What you will do
Work through the listing below and count the lines that hold "vain". Answer with the number alone.
'''
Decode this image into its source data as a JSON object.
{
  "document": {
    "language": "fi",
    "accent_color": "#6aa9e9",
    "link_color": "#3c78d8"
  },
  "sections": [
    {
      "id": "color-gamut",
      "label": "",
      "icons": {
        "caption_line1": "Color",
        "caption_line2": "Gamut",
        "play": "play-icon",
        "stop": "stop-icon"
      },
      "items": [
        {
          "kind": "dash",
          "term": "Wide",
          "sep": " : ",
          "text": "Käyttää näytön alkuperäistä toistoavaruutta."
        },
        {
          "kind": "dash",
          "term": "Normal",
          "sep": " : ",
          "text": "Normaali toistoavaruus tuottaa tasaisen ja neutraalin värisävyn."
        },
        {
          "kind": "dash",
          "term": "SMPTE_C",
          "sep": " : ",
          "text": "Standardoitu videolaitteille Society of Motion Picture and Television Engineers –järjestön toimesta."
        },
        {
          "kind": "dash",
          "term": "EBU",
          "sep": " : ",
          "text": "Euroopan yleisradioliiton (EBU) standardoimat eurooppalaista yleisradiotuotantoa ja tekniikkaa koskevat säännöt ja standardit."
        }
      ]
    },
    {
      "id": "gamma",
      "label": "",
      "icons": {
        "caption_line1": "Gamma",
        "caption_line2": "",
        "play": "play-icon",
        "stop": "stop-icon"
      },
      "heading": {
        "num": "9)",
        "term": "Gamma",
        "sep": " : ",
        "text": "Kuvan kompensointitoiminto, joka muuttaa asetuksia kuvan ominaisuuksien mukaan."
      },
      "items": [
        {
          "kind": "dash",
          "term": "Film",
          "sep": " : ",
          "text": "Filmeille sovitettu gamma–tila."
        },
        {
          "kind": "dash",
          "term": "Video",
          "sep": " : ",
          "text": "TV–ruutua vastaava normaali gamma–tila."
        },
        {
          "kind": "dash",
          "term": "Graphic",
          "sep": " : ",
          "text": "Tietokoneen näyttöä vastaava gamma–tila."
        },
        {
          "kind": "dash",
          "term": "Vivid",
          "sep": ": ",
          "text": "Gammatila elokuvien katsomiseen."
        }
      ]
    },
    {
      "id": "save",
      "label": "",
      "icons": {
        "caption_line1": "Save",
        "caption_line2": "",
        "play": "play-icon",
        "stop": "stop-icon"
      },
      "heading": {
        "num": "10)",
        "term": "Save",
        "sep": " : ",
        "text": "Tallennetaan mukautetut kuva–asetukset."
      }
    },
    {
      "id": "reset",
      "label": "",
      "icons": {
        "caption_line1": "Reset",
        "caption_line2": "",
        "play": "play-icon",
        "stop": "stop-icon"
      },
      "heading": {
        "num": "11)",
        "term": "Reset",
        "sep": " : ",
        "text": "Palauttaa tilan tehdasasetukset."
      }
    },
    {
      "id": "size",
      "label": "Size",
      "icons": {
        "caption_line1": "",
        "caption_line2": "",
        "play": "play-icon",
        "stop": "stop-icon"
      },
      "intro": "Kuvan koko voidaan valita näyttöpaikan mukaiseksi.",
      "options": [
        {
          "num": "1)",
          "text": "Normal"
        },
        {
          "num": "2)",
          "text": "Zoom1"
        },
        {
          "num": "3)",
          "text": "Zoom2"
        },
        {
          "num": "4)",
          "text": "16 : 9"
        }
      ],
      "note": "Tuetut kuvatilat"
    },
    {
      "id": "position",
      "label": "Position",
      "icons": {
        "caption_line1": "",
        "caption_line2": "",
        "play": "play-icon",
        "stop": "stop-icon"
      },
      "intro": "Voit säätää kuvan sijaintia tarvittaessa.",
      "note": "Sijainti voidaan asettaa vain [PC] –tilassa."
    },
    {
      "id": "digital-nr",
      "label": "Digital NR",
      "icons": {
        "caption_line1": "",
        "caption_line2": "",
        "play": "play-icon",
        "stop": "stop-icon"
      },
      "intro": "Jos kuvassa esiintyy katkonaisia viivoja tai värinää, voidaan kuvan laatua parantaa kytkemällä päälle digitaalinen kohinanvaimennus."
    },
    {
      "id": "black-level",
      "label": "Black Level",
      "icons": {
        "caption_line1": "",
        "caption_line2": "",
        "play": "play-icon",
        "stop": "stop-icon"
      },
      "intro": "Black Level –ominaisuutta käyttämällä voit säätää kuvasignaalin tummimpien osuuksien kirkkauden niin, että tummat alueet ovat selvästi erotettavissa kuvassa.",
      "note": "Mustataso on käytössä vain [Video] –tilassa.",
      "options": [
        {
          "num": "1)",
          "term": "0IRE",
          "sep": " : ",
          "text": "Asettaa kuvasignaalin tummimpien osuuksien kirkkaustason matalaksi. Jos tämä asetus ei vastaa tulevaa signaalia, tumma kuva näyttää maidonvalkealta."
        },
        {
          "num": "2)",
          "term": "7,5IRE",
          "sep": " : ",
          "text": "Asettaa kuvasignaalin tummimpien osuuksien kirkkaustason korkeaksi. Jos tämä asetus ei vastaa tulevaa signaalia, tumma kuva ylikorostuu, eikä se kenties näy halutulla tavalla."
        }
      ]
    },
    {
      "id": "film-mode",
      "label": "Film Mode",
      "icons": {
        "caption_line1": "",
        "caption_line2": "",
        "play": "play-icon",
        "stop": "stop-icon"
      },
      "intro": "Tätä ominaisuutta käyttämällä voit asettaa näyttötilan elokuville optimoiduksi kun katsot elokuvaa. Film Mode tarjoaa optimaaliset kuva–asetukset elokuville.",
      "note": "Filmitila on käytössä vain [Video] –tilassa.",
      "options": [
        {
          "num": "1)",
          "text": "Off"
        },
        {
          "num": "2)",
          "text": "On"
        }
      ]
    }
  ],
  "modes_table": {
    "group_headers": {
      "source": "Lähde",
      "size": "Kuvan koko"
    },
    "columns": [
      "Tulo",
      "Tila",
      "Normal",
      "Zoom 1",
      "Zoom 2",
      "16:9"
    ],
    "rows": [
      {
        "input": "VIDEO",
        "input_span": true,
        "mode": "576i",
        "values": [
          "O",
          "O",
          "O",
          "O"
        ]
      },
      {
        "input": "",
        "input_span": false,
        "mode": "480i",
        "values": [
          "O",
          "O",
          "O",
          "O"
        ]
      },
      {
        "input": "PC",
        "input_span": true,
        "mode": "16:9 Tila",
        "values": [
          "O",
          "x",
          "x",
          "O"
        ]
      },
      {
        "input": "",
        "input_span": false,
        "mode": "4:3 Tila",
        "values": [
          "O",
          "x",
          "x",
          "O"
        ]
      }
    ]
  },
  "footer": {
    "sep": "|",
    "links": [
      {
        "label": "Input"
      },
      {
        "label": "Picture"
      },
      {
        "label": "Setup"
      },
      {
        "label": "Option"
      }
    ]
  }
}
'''
Answer box
3